> Excerpted records:
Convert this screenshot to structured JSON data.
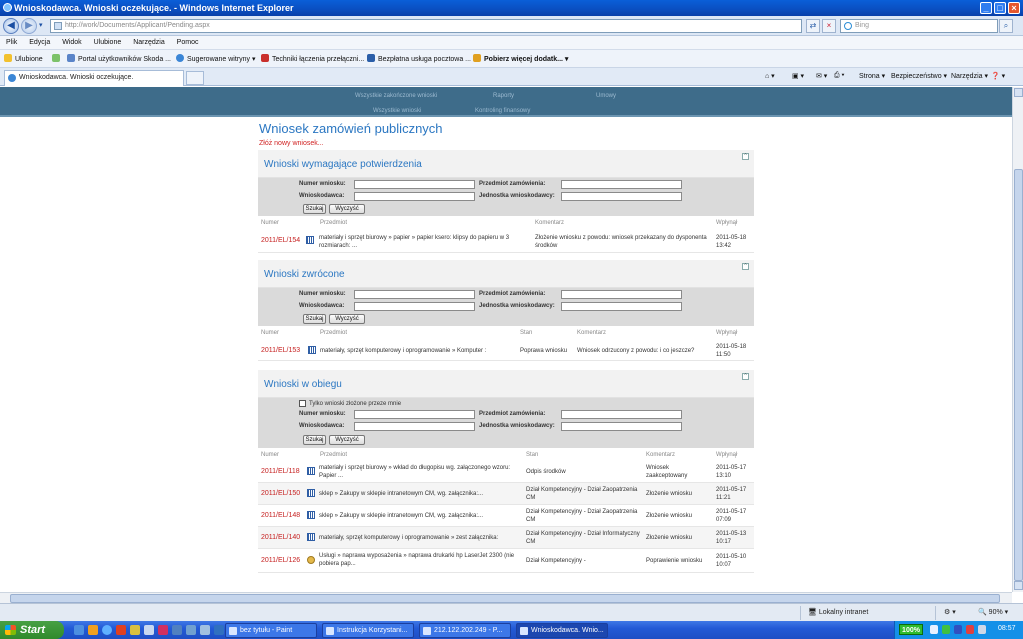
{
  "window": {
    "title": "Wnioskodawca. Wnioski oczekujące. - Windows Internet Explorer"
  },
  "address": {
    "url": "http://work/Documents/Applicant/Pending.aspx",
    "search_placeholder": "Bing"
  },
  "menu": [
    "Plik",
    "Edycja",
    "Widok",
    "Ulubione",
    "Narzędzia",
    "Pomoc"
  ],
  "favorites": {
    "label": "Ulubione",
    "items": [
      "Portal użytkowników Skoda ...",
      "Sugerowane witryny",
      "Techniki łączenia przełączni...",
      "Bezpłatna usługa pocztowa ...",
      "Pobierz więcej dodatk..."
    ]
  },
  "tab": {
    "label": "Wnioskodawca. Wnioski oczekujące."
  },
  "commands": [
    "Strona",
    "Bezpieczeństwo",
    "Narzędzia"
  ],
  "site_nav": {
    "row1": [
      "Wszystkie zakończone wnioski",
      "Raporty",
      "Umowy"
    ],
    "row2": [
      "Wszystkie wnioski",
      "Kontroling finansowy"
    ]
  },
  "page": {
    "title": "Wniosek zamówień publicznych",
    "new_request": "Złóż nowy wniosek..."
  },
  "filter_labels": {
    "number": "Numer wniosku:",
    "subject": "Przedmiot zamówienia:",
    "applicant": "Wnioskodawca:",
    "unit": "Jednostka wnioskodawcy:",
    "search": "Szukaj",
    "clear": "Wyczyść",
    "only_mine": "Tylko wnioski złożone przeze mnie"
  },
  "sections": [
    {
      "title": "Wnioski wymagające potwierdzenia",
      "columns": [
        "Numer",
        "Przedmiot",
        "Komentarz",
        "Wpłynął"
      ],
      "rows": [
        {
          "number": "2011/EL/154",
          "subject": "materiały i sprzęt biurowy » papier » papier ksero: klipsy do papieru w 3 rozmiarach: ...",
          "comment": "Złożenie wniosku z powodu: wniosek przekazany do dysponenta środków",
          "date": "2011-05-18 13:42"
        }
      ]
    },
    {
      "title": "Wnioski zwrócone",
      "columns": [
        "Numer",
        "Przedmiot",
        "Stan",
        "Komentarz",
        "Wpłynął"
      ],
      "rows": [
        {
          "number": "2011/EL/153",
          "subject": "materiały, sprzęt komputerowy i oprogramowanie » Komputer :",
          "status": "Poprawa wniosku",
          "comment": "Wniosek odrzucony z powodu: i co jeszcze?",
          "date": "2011-05-18 11:50"
        }
      ]
    },
    {
      "title": "Wnioski w obiegu",
      "columns": [
        "Numer",
        "Przedmiot",
        "Stan",
        "Komentarz",
        "Wpłynął"
      ],
      "rows": [
        {
          "number": "2011/EL/118",
          "subject": "materiały i sprzęt biurowy » wkład do długopisu wg. załączonego wzoru: Papier ...",
          "status": "Odpis środków",
          "comment": "Wniosek zaakceptowany",
          "date": "2011-05-17 13:10"
        },
        {
          "number": "2011/EL/150",
          "subject": "sklep » Zakupy w sklepie intranetowym CM, wg. załącznika:...",
          "status": "Dział Kompetencyjny - Dział Zaopatrzenia CM",
          "comment": "Złożenie wniosku",
          "date": "2011-05-17 11:21"
        },
        {
          "number": "2011/EL/148",
          "subject": "sklep » Zakupy w sklepie intranetowym CM, wg. załącznika:...",
          "status": "Dział Kompetencyjny - Dział Zaopatrzenia CM",
          "comment": "Złożenie wniosku",
          "date": "2011-05-17 07:09"
        },
        {
          "number": "2011/EL/140",
          "subject": "materiały, sprzęt komputerowy i oprogramowanie » zest załącznika:",
          "status": "Dział Kompetencyjny - Dział Informatyczny CM",
          "comment": "Złożenie wniosku",
          "date": "2011-05-13 10:17"
        },
        {
          "number": "2011/EL/126",
          "subject": "Usługi » naprawa wyposażenia » naprawa drukarki hp LaserJet 2300 (nie pobiera pap...",
          "status": "Dział Kompetencyjny -",
          "comment": "Poprawienie wniosku",
          "date": "2011-05-10 10:07"
        }
      ]
    }
  ],
  "status_bar": {
    "zone": "Lokalny intranet",
    "zoom": "90%"
  },
  "taskbar": {
    "start": "Start",
    "tasks": [
      "bez tytułu - Paint",
      "Instrukcja Korzystani...",
      "212.122.202.249 - P...",
      "Wnioskodawca. Wnio..."
    ],
    "battery": "100%",
    "clock": "08:57"
  }
}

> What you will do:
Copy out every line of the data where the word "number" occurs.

> Reply:
    "number": "Numer wniosku:",
          "number": "2011/EL/154",
          "number": "2011/EL/153",
          "number": "2011/EL/118",
          "number": "2011/EL/150",
          "number": "2011/EL/148",
          "number": "2011/EL/140",
          "number": "2011/EL/126",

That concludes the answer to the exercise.